[Opening INPUT section]

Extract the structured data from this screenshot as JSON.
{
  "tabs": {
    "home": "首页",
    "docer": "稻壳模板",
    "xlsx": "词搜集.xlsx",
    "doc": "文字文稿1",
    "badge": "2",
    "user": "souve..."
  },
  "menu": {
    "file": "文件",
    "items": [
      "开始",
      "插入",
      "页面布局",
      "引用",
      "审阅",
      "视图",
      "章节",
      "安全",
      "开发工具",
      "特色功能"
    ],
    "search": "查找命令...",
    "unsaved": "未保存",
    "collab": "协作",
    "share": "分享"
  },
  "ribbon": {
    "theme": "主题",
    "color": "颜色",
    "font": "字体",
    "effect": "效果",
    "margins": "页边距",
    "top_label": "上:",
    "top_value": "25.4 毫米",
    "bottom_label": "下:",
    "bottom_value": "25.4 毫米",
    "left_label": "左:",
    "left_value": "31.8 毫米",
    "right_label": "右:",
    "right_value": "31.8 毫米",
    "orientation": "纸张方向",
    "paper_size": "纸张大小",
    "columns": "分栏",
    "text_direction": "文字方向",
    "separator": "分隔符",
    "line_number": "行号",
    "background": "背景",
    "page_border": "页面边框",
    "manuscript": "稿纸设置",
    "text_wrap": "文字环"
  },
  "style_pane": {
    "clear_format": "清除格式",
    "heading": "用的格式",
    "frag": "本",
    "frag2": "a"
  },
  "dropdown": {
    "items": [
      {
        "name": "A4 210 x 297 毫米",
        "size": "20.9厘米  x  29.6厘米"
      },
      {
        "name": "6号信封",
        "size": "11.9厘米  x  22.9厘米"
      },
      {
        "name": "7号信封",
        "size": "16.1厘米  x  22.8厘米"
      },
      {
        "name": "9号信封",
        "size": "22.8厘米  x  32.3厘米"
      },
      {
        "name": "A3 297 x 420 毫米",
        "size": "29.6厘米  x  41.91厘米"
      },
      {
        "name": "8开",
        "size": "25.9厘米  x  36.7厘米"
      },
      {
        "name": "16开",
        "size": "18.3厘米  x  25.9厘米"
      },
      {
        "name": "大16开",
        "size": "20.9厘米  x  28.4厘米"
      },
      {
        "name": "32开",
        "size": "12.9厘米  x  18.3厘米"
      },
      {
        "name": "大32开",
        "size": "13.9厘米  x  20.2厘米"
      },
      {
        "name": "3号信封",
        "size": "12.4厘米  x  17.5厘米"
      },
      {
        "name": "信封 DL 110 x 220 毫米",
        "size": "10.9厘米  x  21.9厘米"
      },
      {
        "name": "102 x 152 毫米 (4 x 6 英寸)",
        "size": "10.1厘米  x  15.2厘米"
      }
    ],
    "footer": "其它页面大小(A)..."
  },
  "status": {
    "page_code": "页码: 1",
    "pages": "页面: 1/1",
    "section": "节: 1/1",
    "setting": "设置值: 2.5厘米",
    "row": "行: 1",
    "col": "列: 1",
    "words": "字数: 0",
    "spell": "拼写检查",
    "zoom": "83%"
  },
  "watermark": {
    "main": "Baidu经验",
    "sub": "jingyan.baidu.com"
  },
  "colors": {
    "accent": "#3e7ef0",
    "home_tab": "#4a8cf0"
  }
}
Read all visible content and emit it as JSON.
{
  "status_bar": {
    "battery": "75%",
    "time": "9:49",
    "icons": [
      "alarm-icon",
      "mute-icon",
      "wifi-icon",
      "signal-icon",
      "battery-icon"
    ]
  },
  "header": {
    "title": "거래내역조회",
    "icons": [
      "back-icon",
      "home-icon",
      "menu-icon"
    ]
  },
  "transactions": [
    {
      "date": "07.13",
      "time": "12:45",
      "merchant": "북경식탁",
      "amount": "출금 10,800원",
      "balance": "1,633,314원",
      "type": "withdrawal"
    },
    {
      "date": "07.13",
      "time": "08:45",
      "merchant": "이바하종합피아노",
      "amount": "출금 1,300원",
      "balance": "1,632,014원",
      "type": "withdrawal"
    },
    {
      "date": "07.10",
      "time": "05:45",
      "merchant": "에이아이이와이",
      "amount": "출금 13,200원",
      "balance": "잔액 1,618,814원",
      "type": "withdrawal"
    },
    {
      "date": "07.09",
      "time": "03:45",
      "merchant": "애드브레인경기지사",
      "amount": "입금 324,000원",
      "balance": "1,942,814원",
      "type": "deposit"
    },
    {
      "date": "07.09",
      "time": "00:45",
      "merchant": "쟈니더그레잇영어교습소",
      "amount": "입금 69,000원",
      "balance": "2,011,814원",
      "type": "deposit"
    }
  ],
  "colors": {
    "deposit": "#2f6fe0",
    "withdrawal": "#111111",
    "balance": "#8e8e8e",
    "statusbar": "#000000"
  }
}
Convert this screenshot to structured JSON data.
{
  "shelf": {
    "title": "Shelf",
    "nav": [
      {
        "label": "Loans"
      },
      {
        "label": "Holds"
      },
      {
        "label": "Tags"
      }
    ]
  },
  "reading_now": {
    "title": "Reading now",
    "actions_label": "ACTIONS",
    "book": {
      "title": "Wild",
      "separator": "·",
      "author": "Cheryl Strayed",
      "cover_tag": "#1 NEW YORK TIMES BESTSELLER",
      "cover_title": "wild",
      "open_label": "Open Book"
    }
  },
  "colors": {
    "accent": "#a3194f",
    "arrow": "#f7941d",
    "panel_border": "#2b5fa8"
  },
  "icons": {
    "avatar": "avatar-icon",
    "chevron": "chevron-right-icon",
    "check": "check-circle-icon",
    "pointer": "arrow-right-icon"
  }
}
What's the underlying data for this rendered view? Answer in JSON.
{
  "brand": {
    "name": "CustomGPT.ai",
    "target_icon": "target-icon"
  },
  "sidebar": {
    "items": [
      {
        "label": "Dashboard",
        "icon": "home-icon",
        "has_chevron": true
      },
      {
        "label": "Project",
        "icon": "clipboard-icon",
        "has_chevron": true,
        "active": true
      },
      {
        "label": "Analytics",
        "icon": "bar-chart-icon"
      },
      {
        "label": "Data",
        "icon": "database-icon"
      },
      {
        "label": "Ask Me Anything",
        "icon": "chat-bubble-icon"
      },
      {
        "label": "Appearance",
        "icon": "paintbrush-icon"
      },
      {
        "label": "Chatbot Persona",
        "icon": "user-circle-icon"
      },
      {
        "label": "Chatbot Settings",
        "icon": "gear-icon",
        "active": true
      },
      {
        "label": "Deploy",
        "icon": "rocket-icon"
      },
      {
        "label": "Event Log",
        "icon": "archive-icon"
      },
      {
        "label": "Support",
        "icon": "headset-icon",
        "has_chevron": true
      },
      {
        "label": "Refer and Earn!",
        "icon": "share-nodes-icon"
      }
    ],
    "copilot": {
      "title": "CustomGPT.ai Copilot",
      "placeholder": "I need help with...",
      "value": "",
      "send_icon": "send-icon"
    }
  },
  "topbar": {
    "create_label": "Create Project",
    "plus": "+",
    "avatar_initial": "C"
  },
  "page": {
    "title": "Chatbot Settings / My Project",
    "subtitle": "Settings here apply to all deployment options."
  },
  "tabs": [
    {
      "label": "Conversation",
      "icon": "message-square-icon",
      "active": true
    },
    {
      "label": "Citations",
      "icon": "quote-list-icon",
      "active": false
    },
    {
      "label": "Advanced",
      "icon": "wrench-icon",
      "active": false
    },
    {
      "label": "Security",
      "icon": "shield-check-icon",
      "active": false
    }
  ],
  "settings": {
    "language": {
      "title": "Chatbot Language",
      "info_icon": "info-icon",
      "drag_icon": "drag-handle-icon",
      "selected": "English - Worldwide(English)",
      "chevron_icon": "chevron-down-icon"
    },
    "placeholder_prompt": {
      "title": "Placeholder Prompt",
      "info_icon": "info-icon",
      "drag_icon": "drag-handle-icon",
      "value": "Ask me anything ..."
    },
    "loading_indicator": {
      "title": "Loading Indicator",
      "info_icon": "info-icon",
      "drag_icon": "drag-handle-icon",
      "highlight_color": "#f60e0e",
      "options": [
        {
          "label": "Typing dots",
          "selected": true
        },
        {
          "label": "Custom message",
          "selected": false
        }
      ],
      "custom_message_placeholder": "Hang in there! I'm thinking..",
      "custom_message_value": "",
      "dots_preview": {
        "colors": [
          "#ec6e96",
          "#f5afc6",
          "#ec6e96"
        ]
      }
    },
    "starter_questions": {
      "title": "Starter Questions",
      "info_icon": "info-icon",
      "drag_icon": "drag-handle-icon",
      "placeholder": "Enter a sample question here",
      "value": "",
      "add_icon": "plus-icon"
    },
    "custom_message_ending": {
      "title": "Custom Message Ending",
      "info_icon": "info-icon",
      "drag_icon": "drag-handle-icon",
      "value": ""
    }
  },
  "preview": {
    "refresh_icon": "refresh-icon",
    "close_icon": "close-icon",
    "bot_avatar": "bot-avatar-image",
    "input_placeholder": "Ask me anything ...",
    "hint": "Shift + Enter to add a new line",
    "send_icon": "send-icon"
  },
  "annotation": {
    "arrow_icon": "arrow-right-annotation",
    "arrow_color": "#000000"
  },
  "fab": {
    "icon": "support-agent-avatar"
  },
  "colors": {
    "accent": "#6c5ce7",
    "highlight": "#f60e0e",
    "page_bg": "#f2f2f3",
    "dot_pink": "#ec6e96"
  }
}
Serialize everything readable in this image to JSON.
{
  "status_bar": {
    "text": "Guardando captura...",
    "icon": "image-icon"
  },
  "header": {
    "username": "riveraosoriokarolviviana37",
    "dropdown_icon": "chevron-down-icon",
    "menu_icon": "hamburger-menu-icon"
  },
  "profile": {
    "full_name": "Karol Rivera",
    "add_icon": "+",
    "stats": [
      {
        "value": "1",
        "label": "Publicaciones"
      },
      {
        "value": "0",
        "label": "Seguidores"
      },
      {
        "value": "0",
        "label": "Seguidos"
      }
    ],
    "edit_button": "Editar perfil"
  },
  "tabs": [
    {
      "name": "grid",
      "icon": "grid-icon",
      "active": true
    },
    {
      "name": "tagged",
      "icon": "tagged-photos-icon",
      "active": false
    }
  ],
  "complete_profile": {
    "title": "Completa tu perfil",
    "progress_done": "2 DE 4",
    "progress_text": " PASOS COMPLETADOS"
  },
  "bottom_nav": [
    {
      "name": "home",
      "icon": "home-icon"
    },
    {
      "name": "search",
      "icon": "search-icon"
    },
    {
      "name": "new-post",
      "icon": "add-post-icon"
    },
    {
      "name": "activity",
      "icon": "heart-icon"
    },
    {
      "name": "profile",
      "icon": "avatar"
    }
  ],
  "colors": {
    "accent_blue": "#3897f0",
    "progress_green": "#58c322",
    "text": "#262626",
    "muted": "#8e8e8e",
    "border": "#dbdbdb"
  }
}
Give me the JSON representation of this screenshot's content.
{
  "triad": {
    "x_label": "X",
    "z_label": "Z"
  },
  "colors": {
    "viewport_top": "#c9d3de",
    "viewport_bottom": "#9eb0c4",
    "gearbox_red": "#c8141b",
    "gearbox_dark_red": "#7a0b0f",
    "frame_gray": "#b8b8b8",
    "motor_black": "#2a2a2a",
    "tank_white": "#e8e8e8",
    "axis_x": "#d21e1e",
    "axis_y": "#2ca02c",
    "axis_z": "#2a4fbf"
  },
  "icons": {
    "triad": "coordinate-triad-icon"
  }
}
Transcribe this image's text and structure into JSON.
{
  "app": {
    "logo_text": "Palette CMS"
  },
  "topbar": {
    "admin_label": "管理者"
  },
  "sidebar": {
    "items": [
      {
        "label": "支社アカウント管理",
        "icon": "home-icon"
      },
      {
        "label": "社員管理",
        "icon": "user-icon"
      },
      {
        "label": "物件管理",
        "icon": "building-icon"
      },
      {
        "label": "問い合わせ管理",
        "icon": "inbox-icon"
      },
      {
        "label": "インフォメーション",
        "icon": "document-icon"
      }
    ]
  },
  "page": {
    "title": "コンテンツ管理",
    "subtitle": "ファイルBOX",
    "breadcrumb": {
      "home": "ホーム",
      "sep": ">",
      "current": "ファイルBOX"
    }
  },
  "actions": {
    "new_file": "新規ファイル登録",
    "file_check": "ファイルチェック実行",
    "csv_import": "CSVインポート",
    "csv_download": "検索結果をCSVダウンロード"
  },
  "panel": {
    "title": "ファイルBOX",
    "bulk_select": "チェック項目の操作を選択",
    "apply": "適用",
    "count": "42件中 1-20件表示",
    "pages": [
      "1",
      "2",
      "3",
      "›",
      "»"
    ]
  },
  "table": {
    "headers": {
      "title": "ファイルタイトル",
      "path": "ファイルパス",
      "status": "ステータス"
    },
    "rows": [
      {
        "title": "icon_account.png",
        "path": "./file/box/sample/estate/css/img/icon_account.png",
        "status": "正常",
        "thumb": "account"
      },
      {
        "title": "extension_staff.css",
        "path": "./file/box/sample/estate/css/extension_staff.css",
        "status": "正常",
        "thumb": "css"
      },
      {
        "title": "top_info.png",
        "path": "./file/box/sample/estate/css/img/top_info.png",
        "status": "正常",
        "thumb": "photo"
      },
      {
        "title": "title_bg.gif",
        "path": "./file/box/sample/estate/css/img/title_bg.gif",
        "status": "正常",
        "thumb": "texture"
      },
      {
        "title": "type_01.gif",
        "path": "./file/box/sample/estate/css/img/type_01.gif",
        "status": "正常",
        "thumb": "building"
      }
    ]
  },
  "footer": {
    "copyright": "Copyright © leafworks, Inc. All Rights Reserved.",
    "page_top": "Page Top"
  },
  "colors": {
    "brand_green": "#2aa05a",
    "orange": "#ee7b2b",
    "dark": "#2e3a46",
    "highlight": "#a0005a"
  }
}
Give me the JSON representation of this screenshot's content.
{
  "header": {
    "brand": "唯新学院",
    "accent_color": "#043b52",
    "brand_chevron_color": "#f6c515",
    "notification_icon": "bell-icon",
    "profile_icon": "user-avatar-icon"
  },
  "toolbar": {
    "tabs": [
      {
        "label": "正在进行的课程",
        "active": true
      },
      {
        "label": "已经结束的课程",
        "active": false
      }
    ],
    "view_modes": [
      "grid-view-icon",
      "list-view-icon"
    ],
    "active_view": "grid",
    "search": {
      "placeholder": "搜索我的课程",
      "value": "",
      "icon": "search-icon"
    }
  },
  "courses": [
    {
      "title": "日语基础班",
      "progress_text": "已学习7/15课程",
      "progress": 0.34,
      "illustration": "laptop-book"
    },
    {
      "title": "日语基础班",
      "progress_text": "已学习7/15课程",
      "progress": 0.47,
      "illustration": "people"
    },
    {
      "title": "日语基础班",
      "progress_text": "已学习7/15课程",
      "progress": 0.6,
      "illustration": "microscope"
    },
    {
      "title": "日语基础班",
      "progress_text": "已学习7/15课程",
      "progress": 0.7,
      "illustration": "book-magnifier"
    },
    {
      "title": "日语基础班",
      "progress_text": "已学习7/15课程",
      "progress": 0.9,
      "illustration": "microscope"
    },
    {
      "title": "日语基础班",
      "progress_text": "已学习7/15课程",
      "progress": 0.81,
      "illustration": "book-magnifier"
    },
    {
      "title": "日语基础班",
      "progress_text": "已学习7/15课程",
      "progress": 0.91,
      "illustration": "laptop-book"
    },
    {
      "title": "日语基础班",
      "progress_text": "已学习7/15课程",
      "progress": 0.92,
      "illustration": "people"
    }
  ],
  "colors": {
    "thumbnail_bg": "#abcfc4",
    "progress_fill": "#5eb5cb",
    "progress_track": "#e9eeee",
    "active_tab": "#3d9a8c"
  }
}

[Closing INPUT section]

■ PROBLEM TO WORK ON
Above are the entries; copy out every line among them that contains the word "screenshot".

■ WRITTEN ANSWER
Extract the structured data from this screenshot as JSON.
Convert this screenshot to structured JSON data.
Give me the JSON representation of this screenshot's content.
Give me the JSON representation of this screenshot's content.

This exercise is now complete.